Interpretive Summary: Consumers wonder whether or not organic milk is different from conventional milk, but most studies test two herds that are not in the same area, which can introduce soil type and weather conditions as factors. Our laboratory eliminated those variables by comparing milk from adjacent farms, one an organic herd and the other a herd using conventional management. The composition, types of fatty acids, and minerals were measured over 80 weeks, including two warm weather grazing seasons. The only major differences observed were in the fatty acids. Two fatty acids that have been shown to have numerous health benefits, CLA and ALA, were found to be at significantly higher concentrations during the grazing seasons. The organic herd did not consume special feed intended to raise CLA and ALA levels, meaning that farmers can rely on pasture plants to elevate the amounts of these fatty acids in milk. CLA and ALA are likely to be at higher concentrations in organic milk, which is often a factor in consumer purchases.

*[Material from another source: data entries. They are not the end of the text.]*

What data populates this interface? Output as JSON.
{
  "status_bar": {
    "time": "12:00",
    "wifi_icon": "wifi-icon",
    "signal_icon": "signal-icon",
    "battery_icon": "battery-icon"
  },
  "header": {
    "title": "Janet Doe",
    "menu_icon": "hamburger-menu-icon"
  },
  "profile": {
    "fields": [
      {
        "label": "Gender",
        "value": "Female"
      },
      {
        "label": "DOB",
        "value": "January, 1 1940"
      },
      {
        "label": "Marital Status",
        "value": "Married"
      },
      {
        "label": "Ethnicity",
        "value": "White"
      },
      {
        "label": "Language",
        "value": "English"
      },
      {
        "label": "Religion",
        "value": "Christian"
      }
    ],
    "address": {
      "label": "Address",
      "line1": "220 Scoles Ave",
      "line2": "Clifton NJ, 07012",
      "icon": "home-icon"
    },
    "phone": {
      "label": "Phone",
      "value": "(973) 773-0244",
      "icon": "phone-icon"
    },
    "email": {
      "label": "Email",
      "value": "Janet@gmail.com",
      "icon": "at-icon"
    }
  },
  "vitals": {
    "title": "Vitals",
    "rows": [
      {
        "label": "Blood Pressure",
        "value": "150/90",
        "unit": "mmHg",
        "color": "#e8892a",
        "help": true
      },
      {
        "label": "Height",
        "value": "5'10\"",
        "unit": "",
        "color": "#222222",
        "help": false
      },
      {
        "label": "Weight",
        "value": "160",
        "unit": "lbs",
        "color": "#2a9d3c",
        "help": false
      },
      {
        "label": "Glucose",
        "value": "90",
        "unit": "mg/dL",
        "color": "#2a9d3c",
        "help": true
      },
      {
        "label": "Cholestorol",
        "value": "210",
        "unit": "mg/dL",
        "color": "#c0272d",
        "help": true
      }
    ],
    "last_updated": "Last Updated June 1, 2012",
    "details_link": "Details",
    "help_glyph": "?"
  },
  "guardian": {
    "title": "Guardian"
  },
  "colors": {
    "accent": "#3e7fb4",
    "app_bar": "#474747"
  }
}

Technical Abstract: A study of two adjacent dairy farms, one using conventional confined herd management and the other organic management with averages of 53 percent dry matter from pasture during the grazing season, revealed significant differences in the fatty acid composition of the milk. Compared with conventional milk, organic milk had higher levels of conjugated linoleic acid (CLA) and alpha-linolenic acid (the major omega-3 fatty acid in milk), and less stearic and linoleic acid (the major omega-6 fatty acid in milk) during the spring-summer grazing season (S-S). During fall and winter (F-W), the organic milk had higher levels of palmitic and alpha-linolenic acid, and less stearic, oleic, and linoleic acid, than conventional milk. The F-W organic milk provided more total CLA and a-linolenic acid since it contained 4.0 percent fat while the conventional milk and the S-S organic milk contained 3.6-3.7 percent fat. During S-S and F-W, few differences between the two types of milk were observed in protein, solids-not-fat, ash, Ca, Fe, K, Mg, Mn, Na, P, and Zn contents. When removing geography and weather as variables, organic milk appears to yield more CLA and omega-3 fatty acids.